# Finding the direction of the magnetic force acting on a conducting wire

I have a problem in finding the direction of the force when a conducting wire is placed in a magnetic field. If I use Fleming's Right Hand rule I get a circular magnetic field, so what will be the direction of force acting on the wire. I have asked this question on other forums too, but still have no positive responses.

Let me give an example: In the following question,

we can see a U magnet and a conducting wire. Now what is the direction of the force acting on the wire? I am confused between using the left and right hand rules.

• The Lorentz force acting on the wire is given by $\vec{F}=q(\vec{v} \times \vec{B})$. If you don't know how to find the direction of the cross-product of the two vectors, please refer to this wiki article Aug 30 '14 at 6:16

Well, I have a way of remembering if you live in the UK - you always drive your motor on the left!

The diagram is correct - it shows what force will be exerted by the external magnetic field on the current carrying wire. The direction of the force is found from the left hand rule: splay your thumb and first two fingers out so they are mutually at right angles; the First finger represents the magnetic Field direction, the seCond finger represents the (conventional) Current flow and the thuMb indicates the direction of Motion (a.k.a. the direction in which the force acts on the current carrier).

The field generated by the current in the conductor is irrelevant for this problem.

The image you've linked shows us how to find the magnetic field associated with a long current-carrying wire. But we're interested not in the field that the wire creates, but rather the field that the wire experiences. The fields that a charged particle generates don't influence itself (see, perhaps, this question). And so all we need to worry about is: what is the nature of the external field (that generated by the permanent magnet indicated by the N and S, shown as dotted lines), and what direction is the current travelling in? The fundamental law that governs the way magnetic fields exert forces on currents is:

$$\vec{F} = \vec{I} \times \vec{B}$$

If you haven't met the vector cross product yet, don't worry. This equation says two things. Firstly, it says that the magnitude of the force acting on the charged particles moving through the wire is

$$F = IB \sin \theta$$

where $\theta$ is the angle between the direction of the current and the direction of the magnetic field. You can hopefully see from the diagram that $\theta = 90$ degrees. Secondly, it says that the direction of the force is perpendicular to both the direction of the current and that of the magnetic field.

This does leave some ambiguity as to whether the force points upwards or downwards, but the choice is just a matter of convention. One day, somewhere, somebody decided that the vector cross product should be 'right handed'. Hence there are various 'right hand rules' that help you get the direction right.
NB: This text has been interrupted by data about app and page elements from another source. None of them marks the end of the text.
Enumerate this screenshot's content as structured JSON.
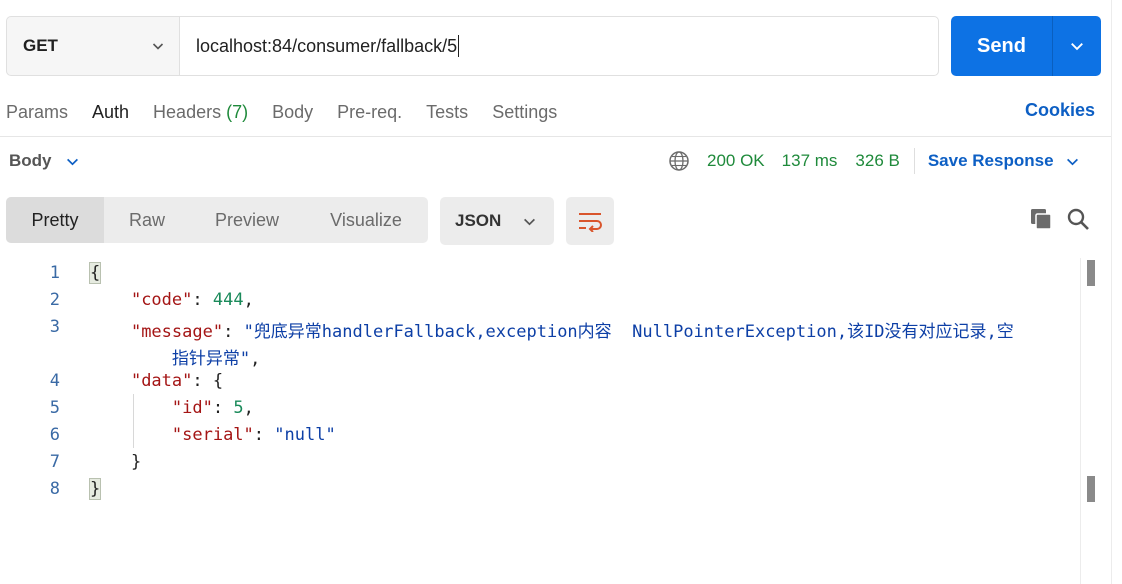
{
  "request": {
    "method": "GET",
    "url": "localhost:84/consumer/fallback/5",
    "send_label": "Send"
  },
  "request_tabs": [
    {
      "label": "Params"
    },
    {
      "label": "Auth"
    },
    {
      "label": "Headers",
      "count": "(7)"
    },
    {
      "label": "Body"
    },
    {
      "label": "Pre-req."
    },
    {
      "label": "Tests"
    },
    {
      "label": "Settings"
    }
  ],
  "cookies_label": "Cookies",
  "response": {
    "body_label": "Body",
    "status": "200 OK",
    "time": "137 ms",
    "size": "326 B",
    "save_label": "Save Response"
  },
  "format_tabs": [
    "Pretty",
    "Raw",
    "Preview",
    "Visualize"
  ],
  "format_select": "JSON",
  "code": {
    "line_numbers": [
      "1",
      "2",
      "3",
      "4",
      "5",
      "6",
      "7",
      "8"
    ],
    "open_brace": "{",
    "close_brace": "}",
    "code_key": "\"code\"",
    "code_value": "444",
    "message_key": "\"message\"",
    "message_value_line1": "\"兜底异常handlerFallback,exception内容  NullPointerException,该ID没有对应记录,空",
    "message_value_line2": "指针异常\"",
    "data_key": "\"data\"",
    "id_key": "\"id\"",
    "id_value": "5",
    "serial_key": "\"serial\"",
    "serial_value": "\"null\""
  },
  "colors": {
    "send": "#0d72e4",
    "status_green": "#1f8a3b",
    "link_blue": "#0d5fc4",
    "json_key": "#a41515",
    "json_number": "#1a8a5a",
    "json_string": "#0d3fa6"
  }
}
The one I use is this: put your right hand out flat with your thumb outstretched. Align your four fingers with the first vector in the cross product (in this case, the current $\vec{I}$). Then rotate your hand such that your palm faces forwards, through the smallest angle possible, so that your four fingers are aligned with the second vector. You'll find that you may need to turn your hand upside down to do this. The direction of your thumb is the direction of the resulting vector. I admit, this may sound confusing, but it's difficult to convey something like this in words, and in fact the rule is fairly simple.